Ruth, Charles and the Bradmans approach the seance scene with mockery; they joke on the behalf of Madam Arcati, characterised by Margaret Rutherford, calling her an imposter. But, it is the characters’ misuse of and intentional refusal to be open to spirituality that causes it to backfire – only once Charles embraces Elvira are they both able to open up about their relationship and expel the secrets that haunt them. When Madame Arcati enters deep trances and allows herself to fully get lost in the experience she achieves her greatest spiritual successes.
4. Remain true to yourself
Madame Arcati is an oddball, her profession and dress considered “funny”, and we’re first introduced to her character when she is riding her bicycle, holding her head high as her tartan cape flaps in the wind. Later on we see her wearing a fitted tartan shirt, and during the final scenes of the film she is dressed in a tartan two-piece. Compared to the other characters, Madame Arcati’s dress is slightly ‘off’; her velvet red gown is a heavier and fussier version of Ruth’s; her jewellery isn’t delicate, but chunky and layered. Despite her difference, she is the character who is most sure of herself and pays no attention to the initial prejudice of the group. She’s a style outcast, sure, but the film celebrates it.
5. Teamwork makes the dream work
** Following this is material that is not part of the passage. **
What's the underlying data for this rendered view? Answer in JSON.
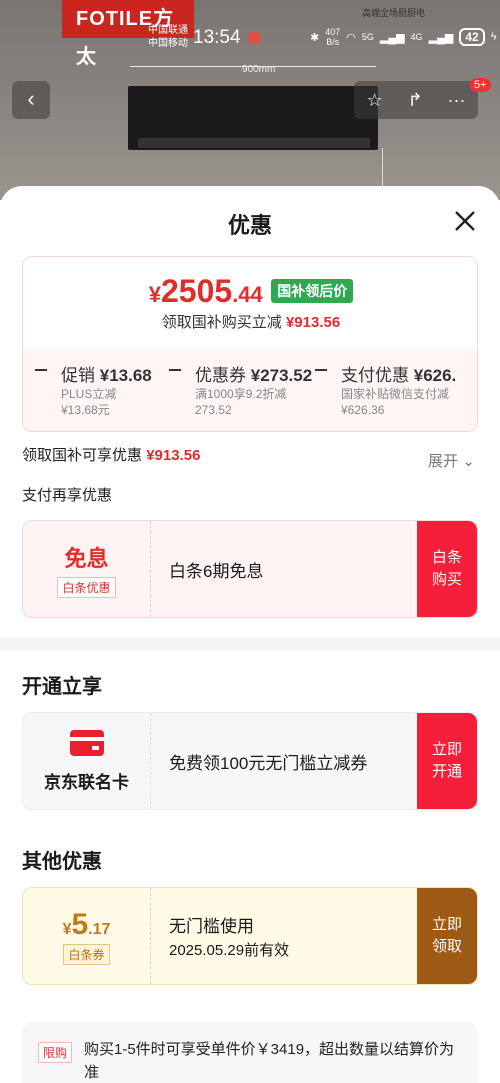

Anna Sui admired the creative collaboration of Schiaparelli and her friends – Noel Coward being one of them – as well as the shared support they provided, and it is this feeling of ‘camaraderie’ she wanted to honour through her collection. Teamwork is something the characters of Blithe Spirit would have done well to adopt; Ruth, Elvira and Charles make sharp and comedic jabs at one another throughout the film, their individual tensions manifesting as a resistance to simply getting along. Here, Madame Arcati acts as the medium – in more ways than one – by encouraging the characters to listen to each other. It is only during these moments resolve can be found. That is, until she leaves. Maybe some ghosts simply can’t be tamed.
The World of Anna Sui runs until October 1, 2017 at The Fashion and Textile Museum, London.